### TRY IT
Print every line of the material exactly.

### DATA RECORDS
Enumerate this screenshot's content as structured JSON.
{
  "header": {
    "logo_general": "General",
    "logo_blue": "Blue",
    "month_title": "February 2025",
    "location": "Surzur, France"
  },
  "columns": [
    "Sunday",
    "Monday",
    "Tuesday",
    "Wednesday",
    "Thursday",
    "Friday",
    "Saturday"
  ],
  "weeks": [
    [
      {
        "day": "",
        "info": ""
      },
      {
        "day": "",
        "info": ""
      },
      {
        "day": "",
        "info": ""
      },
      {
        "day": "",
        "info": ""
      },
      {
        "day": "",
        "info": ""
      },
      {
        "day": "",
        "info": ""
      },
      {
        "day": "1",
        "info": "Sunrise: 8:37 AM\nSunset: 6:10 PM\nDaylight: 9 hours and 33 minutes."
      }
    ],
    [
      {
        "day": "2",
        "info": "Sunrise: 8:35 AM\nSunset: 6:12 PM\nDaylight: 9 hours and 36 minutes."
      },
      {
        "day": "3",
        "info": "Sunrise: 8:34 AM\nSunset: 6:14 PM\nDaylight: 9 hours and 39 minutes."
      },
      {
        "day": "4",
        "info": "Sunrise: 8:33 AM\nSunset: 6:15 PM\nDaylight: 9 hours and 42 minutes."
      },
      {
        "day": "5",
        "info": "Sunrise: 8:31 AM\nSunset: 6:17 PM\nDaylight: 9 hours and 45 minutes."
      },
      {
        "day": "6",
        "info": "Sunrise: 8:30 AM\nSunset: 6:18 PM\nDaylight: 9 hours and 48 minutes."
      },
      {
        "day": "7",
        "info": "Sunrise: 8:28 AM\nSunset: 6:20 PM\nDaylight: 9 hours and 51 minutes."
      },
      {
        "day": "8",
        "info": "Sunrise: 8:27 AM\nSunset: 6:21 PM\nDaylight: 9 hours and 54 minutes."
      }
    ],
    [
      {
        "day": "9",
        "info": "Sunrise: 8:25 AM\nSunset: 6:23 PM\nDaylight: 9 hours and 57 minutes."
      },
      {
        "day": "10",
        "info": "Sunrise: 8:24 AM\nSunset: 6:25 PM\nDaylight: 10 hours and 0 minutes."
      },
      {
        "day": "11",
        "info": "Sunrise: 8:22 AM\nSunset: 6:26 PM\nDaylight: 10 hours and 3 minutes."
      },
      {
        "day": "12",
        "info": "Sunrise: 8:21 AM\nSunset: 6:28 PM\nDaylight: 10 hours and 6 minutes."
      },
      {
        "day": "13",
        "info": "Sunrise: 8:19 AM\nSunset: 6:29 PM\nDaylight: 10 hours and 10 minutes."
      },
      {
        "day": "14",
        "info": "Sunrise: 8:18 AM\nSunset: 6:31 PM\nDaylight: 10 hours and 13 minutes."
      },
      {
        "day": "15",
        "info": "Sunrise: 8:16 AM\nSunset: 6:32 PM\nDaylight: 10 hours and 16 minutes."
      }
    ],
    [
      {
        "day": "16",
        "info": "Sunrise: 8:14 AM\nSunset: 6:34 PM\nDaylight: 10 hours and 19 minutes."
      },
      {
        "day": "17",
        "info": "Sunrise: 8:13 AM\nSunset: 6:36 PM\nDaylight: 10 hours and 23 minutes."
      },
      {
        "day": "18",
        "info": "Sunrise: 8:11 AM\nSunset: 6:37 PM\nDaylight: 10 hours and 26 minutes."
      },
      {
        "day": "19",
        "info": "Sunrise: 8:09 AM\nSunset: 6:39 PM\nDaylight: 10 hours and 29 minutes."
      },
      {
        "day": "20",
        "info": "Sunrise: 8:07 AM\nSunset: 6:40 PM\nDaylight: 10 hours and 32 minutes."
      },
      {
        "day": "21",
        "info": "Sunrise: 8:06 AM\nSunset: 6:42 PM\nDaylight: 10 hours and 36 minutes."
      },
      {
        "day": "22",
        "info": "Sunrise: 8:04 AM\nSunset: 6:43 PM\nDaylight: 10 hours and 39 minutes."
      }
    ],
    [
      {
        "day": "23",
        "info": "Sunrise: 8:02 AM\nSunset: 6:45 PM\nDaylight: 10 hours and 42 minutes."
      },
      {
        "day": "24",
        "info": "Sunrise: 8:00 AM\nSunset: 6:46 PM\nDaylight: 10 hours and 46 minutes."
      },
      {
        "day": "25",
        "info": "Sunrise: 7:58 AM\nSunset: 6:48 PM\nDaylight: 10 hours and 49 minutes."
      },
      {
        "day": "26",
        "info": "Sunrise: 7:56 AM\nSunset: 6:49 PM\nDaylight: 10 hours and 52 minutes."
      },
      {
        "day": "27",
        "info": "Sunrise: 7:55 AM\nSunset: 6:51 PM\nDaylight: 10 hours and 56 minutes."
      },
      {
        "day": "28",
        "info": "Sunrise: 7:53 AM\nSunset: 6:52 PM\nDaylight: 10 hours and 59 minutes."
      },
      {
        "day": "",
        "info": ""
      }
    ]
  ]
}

### EXERCISE RESPONSE
Enumerate this screenshot's content as structured JSON.
{
  "header": {
    "logo_general": "General",
    "logo_blue": "Blue",
    "month_title": "February 2025",
    "location": "Surzur, France"
  },
  "columns": [
    "Sunday",
    "Monday",
    "Tuesday",
    "Wednesday",
    "Thursday",
    "Friday",
    "Saturday"
  ],
  "weeks": [
    [
      {
        "day": "",
        "info": ""
      },
      {
        "day": "",
        "info": ""
      },
      {
        "day": "",
        "info": ""
      },
      {
        "day": "",
        "info": ""
      },
      {
        "day": "",
        "info": ""
      },
      {
        "day": "",
        "info": ""
      },
      {
        "day": "1",
        "info": "Sunrise: 8:37 AM\nSunset: 6:10 PM\nDaylight: 9 hours and 33 minutes."
      }
    ],
    [
      {
        "day": "2",
        "info": "Sunrise: 8:35 AM\nSunset: 6:12 PM\nDaylight: 9 hours and 36 minutes."
      },
      {
        "day": "3",
        "info": "Sunrise: 8:34 AM\nSunset: 6:14 PM\nDaylight: 9 hours and 39 minutes."
      },
      {
        "day": "4",
        "info": "Sunrise: 8:33 AM\nSunset: 6:15 PM\nDaylight: 9 hours and 42 minutes."
      },
      {
        "day": "5",
        "info": "Sunrise: 8:31 AM\nSunset: 6:17 PM\nDaylight: 9 hours and 45 minutes."
      },
      {
        "day": "6",
        "info": "Sunrise: 8:30 AM\nSunset: 6:18 PM\nDaylight: 9 hours and 48 minutes."
      },
      {
        "day": "7",
        "info": "Sunrise: 8:28 AM\nSunset: 6:20 PM\nDaylight: 9 hours and 51 minutes."
      },
      {
        "day": "8",
        "info": "Sunrise: 8:27 AM\nSunset: 6:21 PM\nDaylight: 9 hours and 54 minutes."
      }
    ],
    [
      {
        "day": "9",
        "info": "Sunrise: 8:25 AM\nSunset: 6:23 PM\nDaylight: 9 hours and 57 minutes."
      },
      {
        "day": "10",
        "info": "Sunrise: 8:24 AM\nSunset: 6:25 PM\nDaylight: 10 hours and 0 minutes."
      },
      {
        "day": "11",
        "info": "Sunrise: 8:22 AM\nSunset: 6:26 PM\nDaylight: 10 hours and 3 minutes."
      },
      {
        "day": "12",
        "info": "Sunrise: 8:21 AM\nSunset: 6:28 PM\nDaylight: 10 hours and 6 minutes."
      },
      {
        "day": "13",
        "info": "Sunrise: 8:19 AM\nSunset: 6:29 PM\nDaylight: 10 hours and 10 minutes."
      },
      {
        "day": "14",
        "info": "Sunrise: 8:18 AM\nSunset: 6:31 PM\nDaylight: 10 hours and 13 minutes."
      },
      {
        "day": "15",
        "info": "Sunrise: 8:16 AM\nSunset: 6:32 PM\nDaylight: 10 hours and 16 minutes."
      }
    ],
    [
      {
        "day": "16",
        "info": "Sunrise: 8:14 AM\nSunset: 6:34 PM\nDaylight: 10 hours and 19 minutes."
      },
      {
        "day": "17",
        "info": "Sunrise: 8:13 AM\nSunset: 6:36 PM\nDaylight: 10 hours and 23 minutes."
      },
      {
        "day": "18",
        "info": "Sunrise: 8:11 AM\nSunset: 6:37 PM\nDaylight: 10 hours and 26 minutes."
      },
      {
        "day": "19",
        "info": "Sunrise: 8:09 AM\nSunset: 6:39 PM\nDaylight: 10 hours and 29 minutes."
      },
      {
        "day": "20",
        "info": "Sunrise: 8:07 AM\nSunset: 6:40 PM\nDaylight: 10 hours and 32 minutes."
      },
      {
        "day": "21",
        "info": "Sunrise: 8:06 AM\nSunset: 6:42 PM\nDaylight: 10 hours and 36 minutes."
      },
      {
        "day": "22",
        "info": "Sunrise: 8:04 AM\nSunset: 6:43 PM\nDaylight: 10 hours and 39 minutes."
      }
    ],
    [
      {
        "day": "23",
        "info": "Sunrise: 8:02 AM\nSunset: 6:45 PM\nDaylight: 10 hours and 42 minutes."
      },
      {
        "day": "24",
        "info": "Sunrise: 8:00 AM\nSunset: 6:46 PM\nDaylight: 10 hours and 46 minutes."
      },
      {
        "day": "25",
        "info": "Sunrise: 7:58 AM\nSunset: 6:48 PM\nDaylight: 10 hours and 49 minutes."
      },
      {
        "day": "26",
        "info": "Sunrise: 7:56 AM\nSunset: 6:49 PM\nDaylight: 10 hours and 52 minutes."
      },
      {
        "day": "27",
        "info": "Sunrise: 7:55 AM\nSunset: 6:51 PM\nDaylight: 10 hours and 56 minutes."
      },
      {
        "day": "28",
        "info": "Sunrise: 7:53 AM\nSunset: 6:52 PM\nDaylight: 10 hours and 59 minutes."
      },
      {
        "day": "",
        "info": ""
      }
    ]
  ]
}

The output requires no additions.